> **TASK OBJECTIVE**
In your copy, include every entry exactly as written but no pictures.

> **DATA LISTING**
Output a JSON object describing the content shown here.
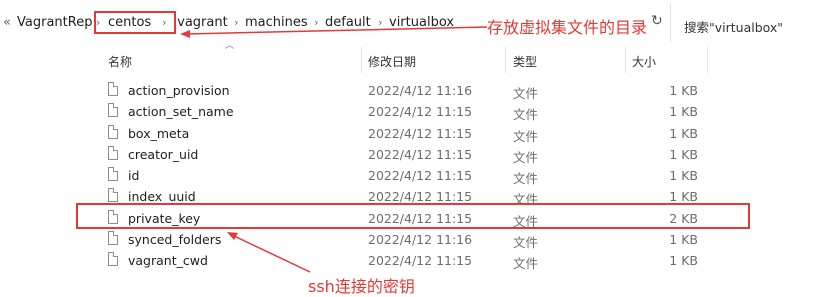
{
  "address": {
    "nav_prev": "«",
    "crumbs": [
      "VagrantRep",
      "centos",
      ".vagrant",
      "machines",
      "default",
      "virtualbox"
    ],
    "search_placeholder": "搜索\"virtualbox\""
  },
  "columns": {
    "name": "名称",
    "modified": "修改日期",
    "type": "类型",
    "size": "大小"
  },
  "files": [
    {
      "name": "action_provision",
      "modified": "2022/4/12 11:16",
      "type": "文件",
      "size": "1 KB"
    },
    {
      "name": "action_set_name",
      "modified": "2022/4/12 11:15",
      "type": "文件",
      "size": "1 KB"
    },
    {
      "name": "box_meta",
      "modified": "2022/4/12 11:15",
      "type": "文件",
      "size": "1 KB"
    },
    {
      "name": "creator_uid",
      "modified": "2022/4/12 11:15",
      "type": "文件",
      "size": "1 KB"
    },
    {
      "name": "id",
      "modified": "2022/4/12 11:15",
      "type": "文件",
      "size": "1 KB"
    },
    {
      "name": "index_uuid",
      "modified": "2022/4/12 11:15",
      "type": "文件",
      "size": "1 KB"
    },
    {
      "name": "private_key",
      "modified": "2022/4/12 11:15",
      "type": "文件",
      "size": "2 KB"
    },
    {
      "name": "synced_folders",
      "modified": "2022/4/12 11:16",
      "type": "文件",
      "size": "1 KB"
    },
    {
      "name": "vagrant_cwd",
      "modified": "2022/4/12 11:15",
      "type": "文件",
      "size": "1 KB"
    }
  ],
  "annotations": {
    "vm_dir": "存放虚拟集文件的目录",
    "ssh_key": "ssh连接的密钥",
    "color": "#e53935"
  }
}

> **RESPONSE AREA**
Output a JSON object describing the content shown here.
{
  "address": {
    "nav_prev": "«",
    "crumbs": [
      "VagrantRep",
      "centos",
      ".vagrant",
      "machines",
      "default",
      "virtualbox"
    ],
    "search_placeholder": "搜索\"virtualbox\""
  },
  "columns": {
    "name": "名称",
    "modified": "修改日期",
    "type": "类型",
    "size": "大小"
  },
  "files": [
    {
      "name": "action_provision",
      "modified": "2022/4/12 11:16",
      "type": "文件",
      "size": "1 KB"
    },
    {
      "name": "action_set_name",
      "modified": "2022/4/12 11:15",
      "type": "文件",
      "size": "1 KB"
    },
    {
      "name": "box_meta",
      "modified": "2022/4/12 11:15",
      "type": "文件",
      "size": "1 KB"
    },
    {
      "name": "creator_uid",
      "modified": "2022/4/12 11:15",
      "type": "文件",
      "size": "1 KB"
    },
    {
      "name": "id",
      "modified": "2022/4/12 11:15",
      "type": "文件",
      "size": "1 KB"
    },
    {
      "name": "index_uuid",
      "modified": "2022/4/12 11:15",
      "type": "文件",
      "size": "1 KB"
    },
    {
      "name": "private_key",
      "modified": "2022/4/12 11:15",
      "type": "文件",
      "size": "2 KB"
    },
    {
      "name": "synced_folders",
      "modified": "2022/4/12 11:16",
      "type": "文件",
      "size": "1 KB"
    },
    {
      "name": "vagrant_cwd",
      "modified": "2022/4/12 11:15",
      "type": "文件",
      "size": "1 KB"
    }
  ],
  "annotations": {
    "vm_dir": "存放虚拟集文件的目录",
    "ssh_key": "ssh连接的密钥",
    "color": "#e53935"
  }
}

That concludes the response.